**WORK INSTRUCTIONS:** Would you restate each line of the data below word for word, without its pictures?

**DATA EXCERPTS:**
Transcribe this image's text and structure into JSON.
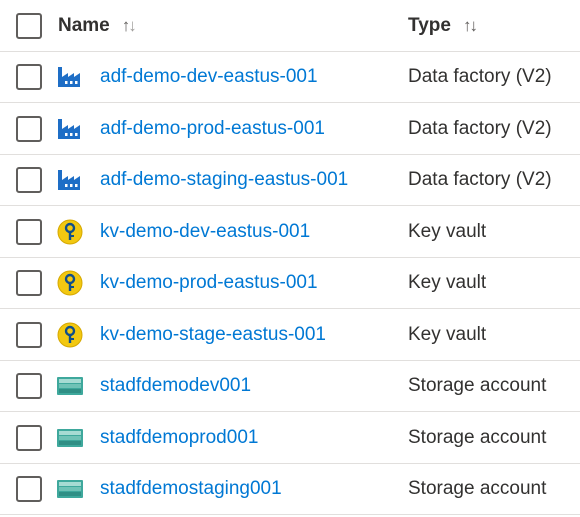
{
  "header": {
    "name_label": "Name",
    "name_sort": "↑↓",
    "type_label": "Type",
    "type_sort": "↑↓"
  },
  "rows": [
    {
      "name": "adf-demo-dev-eastus-001",
      "type": "Data factory (V2)",
      "icon": "data-factory-icon"
    },
    {
      "name": "adf-demo-prod-eastus-001",
      "type": "Data factory (V2)",
      "icon": "data-factory-icon"
    },
    {
      "name": "adf-demo-staging-eastus-001",
      "type": "Data factory (V2)",
      "icon": "data-factory-icon"
    },
    {
      "name": "kv-demo-dev-eastus-001",
      "type": "Key vault",
      "icon": "key-vault-icon"
    },
    {
      "name": "kv-demo-prod-eastus-001",
      "type": "Key vault",
      "icon": "key-vault-icon"
    },
    {
      "name": "kv-demo-stage-eastus-001",
      "type": "Key vault",
      "icon": "key-vault-icon"
    },
    {
      "name": "stadfdemodev001",
      "type": "Storage account",
      "icon": "storage-account-icon"
    },
    {
      "name": "stadfdemoprod001",
      "type": "Storage account",
      "icon": "storage-account-icon"
    },
    {
      "name": "stadfdemostaging001",
      "type": "Storage account",
      "icon": "storage-account-icon"
    }
  ],
  "colors": {
    "link": "#0078d4",
    "factory": "#1e6ec6",
    "key": "#f2c811",
    "storage": "#3ea89c"
  }
}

**RESULT OF THE EXERCISE:**
Transcribe this image's text and structure into JSON.
{
  "header": {
    "name_label": "Name",
    "name_sort": "↑↓",
    "type_label": "Type",
    "type_sort": "↑↓"
  },
  "rows": [
    {
      "name": "adf-demo-dev-eastus-001",
      "type": "Data factory (V2)",
      "icon": "data-factory-icon"
    },
    {
      "name": "adf-demo-prod-eastus-001",
      "type": "Data factory (V2)",
      "icon": "data-factory-icon"
    },
    {
      "name": "adf-demo-staging-eastus-001",
      "type": "Data factory (V2)",
      "icon": "data-factory-icon"
    },
    {
      "name": "kv-demo-dev-eastus-001",
      "type": "Key vault",
      "icon": "key-vault-icon"
    },
    {
      "name": "kv-demo-prod-eastus-001",
      "type": "Key vault",
      "icon": "key-vault-icon"
    },
    {
      "name": "kv-demo-stage-eastus-001",
      "type": "Key vault",
      "icon": "key-vault-icon"
    },
    {
      "name": "stadfdemodev001",
      "type": "Storage account",
      "icon": "storage-account-icon"
    },
    {
      "name": "stadfdemoprod001",
      "type": "Storage account",
      "icon": "storage-account-icon"
    },
    {
      "name": "stadfdemostaging001",
      "type": "Storage account",
      "icon": "storage-account-icon"
    }
  ],
  "colors": {
    "link": "#0078d4",
    "factory": "#1e6ec6",
    "key": "#f2c811",
    "storage": "#3ea89c"
  }
}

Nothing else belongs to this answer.